» Activity:
Your reply should be made up of every line in the records below that holds the string "this".

= = = =

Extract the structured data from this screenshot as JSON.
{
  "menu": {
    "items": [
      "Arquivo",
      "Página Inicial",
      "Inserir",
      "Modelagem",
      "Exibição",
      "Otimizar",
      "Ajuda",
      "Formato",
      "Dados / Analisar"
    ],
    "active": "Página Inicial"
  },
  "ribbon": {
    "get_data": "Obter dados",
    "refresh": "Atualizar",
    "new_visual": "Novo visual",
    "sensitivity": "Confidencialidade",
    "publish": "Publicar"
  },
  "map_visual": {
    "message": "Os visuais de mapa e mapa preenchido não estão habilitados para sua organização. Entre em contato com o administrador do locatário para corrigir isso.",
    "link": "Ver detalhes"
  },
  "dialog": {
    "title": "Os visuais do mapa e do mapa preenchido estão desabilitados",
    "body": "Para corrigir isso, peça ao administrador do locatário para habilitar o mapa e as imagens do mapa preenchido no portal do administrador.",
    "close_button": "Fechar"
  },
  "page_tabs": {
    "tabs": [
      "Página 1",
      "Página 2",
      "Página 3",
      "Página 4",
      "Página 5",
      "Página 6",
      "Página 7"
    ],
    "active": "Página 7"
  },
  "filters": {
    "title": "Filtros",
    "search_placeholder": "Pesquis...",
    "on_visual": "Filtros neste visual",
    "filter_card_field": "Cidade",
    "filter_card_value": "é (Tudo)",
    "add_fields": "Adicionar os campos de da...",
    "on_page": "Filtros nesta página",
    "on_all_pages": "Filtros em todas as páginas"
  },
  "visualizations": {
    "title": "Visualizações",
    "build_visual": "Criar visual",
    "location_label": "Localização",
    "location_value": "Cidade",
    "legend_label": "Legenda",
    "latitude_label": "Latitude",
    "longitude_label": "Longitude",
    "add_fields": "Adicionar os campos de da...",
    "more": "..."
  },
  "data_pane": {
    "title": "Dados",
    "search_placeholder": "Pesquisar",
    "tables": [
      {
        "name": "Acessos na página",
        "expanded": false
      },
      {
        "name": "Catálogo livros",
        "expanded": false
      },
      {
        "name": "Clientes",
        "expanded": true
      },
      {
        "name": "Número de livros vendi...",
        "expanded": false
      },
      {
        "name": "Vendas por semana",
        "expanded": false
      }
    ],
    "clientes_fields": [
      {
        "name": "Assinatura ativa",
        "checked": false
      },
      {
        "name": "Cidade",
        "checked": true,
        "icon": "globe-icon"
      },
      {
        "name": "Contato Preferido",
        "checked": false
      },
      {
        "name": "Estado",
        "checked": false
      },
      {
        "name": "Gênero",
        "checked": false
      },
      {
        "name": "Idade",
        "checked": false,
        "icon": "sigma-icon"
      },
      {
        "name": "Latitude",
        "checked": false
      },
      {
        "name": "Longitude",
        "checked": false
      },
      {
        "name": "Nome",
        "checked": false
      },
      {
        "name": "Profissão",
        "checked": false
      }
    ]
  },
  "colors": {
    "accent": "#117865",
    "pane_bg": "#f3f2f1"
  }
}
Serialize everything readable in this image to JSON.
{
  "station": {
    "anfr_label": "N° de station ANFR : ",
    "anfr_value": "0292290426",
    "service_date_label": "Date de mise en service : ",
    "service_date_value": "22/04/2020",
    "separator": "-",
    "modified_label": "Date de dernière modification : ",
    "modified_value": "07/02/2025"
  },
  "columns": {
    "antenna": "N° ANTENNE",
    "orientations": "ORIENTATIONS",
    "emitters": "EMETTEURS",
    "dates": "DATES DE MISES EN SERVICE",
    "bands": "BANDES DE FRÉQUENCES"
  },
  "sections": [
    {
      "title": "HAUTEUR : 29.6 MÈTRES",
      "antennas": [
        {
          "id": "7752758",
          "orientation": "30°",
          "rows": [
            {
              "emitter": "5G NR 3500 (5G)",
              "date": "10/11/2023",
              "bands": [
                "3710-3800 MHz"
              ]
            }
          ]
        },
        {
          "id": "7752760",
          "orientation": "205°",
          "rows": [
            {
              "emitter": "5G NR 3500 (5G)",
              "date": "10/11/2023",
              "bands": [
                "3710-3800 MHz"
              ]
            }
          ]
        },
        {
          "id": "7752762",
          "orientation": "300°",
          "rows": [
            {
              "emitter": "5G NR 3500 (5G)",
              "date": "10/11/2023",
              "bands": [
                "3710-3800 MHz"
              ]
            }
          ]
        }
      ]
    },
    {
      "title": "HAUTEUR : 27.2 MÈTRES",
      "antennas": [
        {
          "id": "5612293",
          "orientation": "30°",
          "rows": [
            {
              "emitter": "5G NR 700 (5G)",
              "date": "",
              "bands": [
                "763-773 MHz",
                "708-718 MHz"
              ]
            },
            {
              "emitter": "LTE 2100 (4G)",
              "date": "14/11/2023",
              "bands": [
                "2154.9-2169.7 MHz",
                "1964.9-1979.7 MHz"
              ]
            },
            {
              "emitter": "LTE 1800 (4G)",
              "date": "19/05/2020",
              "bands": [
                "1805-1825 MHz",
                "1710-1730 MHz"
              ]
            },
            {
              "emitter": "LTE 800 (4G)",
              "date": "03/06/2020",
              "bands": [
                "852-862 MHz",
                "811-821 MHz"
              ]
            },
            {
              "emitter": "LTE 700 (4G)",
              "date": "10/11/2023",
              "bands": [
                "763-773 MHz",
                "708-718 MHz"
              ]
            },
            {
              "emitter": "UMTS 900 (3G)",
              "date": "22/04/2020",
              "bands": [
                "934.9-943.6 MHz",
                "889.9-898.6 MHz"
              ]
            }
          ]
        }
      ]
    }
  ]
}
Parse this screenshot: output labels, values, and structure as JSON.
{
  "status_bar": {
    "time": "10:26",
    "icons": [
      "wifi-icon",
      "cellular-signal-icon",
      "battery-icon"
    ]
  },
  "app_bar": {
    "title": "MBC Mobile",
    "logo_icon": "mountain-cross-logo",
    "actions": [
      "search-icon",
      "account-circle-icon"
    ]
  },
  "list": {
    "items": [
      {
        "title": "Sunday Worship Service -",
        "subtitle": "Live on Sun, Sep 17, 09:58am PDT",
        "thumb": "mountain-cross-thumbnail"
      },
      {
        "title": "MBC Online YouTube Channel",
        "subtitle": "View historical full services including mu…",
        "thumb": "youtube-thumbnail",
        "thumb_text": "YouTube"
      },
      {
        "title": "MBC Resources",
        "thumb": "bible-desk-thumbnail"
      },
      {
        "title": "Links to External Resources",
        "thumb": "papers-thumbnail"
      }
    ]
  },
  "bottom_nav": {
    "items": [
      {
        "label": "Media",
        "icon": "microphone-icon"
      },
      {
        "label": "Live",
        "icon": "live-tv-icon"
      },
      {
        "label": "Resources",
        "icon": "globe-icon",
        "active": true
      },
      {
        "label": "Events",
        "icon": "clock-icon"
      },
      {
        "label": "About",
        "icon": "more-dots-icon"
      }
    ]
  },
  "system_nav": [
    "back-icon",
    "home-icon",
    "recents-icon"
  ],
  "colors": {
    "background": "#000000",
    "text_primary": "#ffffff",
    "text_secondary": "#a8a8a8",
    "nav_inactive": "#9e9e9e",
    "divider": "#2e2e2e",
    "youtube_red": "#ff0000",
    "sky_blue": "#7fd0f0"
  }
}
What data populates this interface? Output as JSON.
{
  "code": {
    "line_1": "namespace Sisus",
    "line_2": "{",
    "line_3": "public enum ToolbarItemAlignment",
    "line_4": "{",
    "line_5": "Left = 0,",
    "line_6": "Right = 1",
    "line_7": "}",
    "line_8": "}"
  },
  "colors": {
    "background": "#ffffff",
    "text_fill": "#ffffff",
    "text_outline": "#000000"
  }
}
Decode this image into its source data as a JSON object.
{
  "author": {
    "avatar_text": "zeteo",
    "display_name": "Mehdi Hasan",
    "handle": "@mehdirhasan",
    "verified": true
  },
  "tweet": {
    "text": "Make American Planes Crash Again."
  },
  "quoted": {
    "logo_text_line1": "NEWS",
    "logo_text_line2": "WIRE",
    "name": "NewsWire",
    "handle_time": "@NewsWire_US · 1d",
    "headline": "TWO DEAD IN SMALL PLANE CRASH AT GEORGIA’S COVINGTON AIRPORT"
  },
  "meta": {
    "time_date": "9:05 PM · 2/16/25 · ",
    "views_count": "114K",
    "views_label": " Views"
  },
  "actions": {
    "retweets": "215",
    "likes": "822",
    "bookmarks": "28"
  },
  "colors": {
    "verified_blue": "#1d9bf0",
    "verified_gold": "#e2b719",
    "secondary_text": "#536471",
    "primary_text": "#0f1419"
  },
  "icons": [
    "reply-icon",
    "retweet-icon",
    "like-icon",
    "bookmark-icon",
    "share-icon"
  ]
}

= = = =

» Answer box:
Extract the structured data from this screenshot as JSON.
Serialize everything readable in this image to JSON.
Parse this screenshot: output labels, values, and structure as JSON.
What data populates this interface? Output as JSON.
Decode this image into its source data as a JSON object.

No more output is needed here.